Use engagement metrics like pageviews, email activity, CTA clicks, and social media actions. Keep in mind that Lifecycle Stage is meant to be a 30,000-foot view of where a contact is within your company, so don’t get too carried away with this.
Mapping the Sales Funnel
I’ve found that creating a visual flowchart makes these abstract concepts easier to digest. Here’s how we outlined and mapped the Lead Status and Lifecycle Stage properties to the Deal Stages in the HubSpot CRM for a client.
We supplemented this with an in-depth document that shows the reasoning and tactics. But this flowchart makes it easy for clients to visualize and understand the process and how it will function.
Putting it All Together
When used in tandem, Lifecycle Stage, Lead Scoring, and Lead Status should feed and guide each other.
These properties have a symbiotic relationship in HubSpot, but only if they’re set up that way. When drafting a game plan, be sure to include all three of these properties, as each has their strengths and weaknesses, and where one is weak, another is strong. Used together, you can create a sales and marketing powerhouse in HubSpot.

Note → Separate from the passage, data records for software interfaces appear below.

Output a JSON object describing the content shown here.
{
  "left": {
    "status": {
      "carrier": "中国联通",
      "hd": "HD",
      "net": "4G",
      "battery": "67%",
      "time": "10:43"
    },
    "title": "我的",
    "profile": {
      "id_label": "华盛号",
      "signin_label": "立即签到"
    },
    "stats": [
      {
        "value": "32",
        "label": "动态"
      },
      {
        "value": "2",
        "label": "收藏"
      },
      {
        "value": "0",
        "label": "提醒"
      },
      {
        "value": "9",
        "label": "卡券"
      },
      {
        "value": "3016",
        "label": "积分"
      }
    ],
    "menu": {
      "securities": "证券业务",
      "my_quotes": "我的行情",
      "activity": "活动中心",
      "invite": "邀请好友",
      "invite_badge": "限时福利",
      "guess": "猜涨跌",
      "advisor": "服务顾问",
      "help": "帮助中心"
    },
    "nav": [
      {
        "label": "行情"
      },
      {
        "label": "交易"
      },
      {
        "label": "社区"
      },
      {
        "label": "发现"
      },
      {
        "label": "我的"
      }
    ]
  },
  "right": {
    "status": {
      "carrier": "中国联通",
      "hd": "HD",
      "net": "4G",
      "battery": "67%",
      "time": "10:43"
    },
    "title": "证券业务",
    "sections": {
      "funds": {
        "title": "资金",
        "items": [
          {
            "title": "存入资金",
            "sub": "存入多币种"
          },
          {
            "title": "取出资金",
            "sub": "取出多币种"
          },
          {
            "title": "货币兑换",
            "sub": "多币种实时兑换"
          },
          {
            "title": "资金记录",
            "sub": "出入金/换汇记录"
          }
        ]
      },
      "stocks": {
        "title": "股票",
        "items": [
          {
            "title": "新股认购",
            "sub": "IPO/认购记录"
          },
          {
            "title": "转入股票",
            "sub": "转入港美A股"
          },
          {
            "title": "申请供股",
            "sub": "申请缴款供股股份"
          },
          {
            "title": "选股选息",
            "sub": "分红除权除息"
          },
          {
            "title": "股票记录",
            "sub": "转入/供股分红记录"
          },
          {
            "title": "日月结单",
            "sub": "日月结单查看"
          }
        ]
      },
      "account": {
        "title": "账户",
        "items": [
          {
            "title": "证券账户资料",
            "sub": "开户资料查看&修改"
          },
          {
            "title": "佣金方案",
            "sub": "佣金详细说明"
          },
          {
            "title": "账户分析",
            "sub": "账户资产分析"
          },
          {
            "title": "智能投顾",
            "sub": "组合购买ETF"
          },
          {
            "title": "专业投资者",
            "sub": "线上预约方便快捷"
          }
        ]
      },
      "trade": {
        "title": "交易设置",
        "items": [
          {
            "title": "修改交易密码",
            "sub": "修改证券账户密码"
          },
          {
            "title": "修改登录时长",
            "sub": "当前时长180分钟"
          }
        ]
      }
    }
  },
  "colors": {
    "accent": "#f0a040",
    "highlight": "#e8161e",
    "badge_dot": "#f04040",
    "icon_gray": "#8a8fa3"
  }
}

Once each of these are configured in the backend, culminate them into a visual report.
The Lead Tracker Report
When all of these components make up a larger strategy, the Lead Tracker Dashboard is the ultimate deliverable for the client sales team. It combines all three metrics into a handful of easy-to-read reports that can be sent to clients on a regular basis. It can even be filtered by Contact Owner and sent to an individual sales representative with a list of their high-priority leads.
This dashboard contains a handful of reports, but the one shown here is the pinnacle of the tactics outlined above.
It pulls in any contacts in the last month or quarter with a Lead Score in the upper 75th percentile. The report is emailed each week to the Sales Managers, and is used to identify which contacts are brand new leads and to make sure they’re being reached in a timely manner.
They can also see which ones have already been in touch with a sales rep and look into the status of that relationship, taking appropriate action if needed.
Without using Lead Score as a filter in these reports, the number of contacts would be overwhelming. Including the Lead Score allows the sales team to easily prioritize their efforts, so as not to spend time on low-quality leads.
There’s another report on the Lead Tracker Dashboard that is not filtered by Lead Score. It has hundreds of contacts listed; far too many to be effective and agile.
The marketing team also uses this report to see which contacts are higher quality (by Lead Score), but not quite ready for the sales hand-off. They’ll continue to nurture those contacts with personalized emails and offers, providing valuable information to hopefully guide them towards a sales-ready conversation.
At the end of the day, these tools support a “work smarter, not harder” philosophy, ensuring that appropriate data is used to support sales strategies and tactics. Without this information, the sales and marketing relationship often fails, as much of the process is left to intuition or chance, which fuels Monday morning quarterbacking versus real business planning and follow through. Tap into these tools, and you’ll begin to find constructive ways to bring your sales and marketing teams together toward a shared vision of success.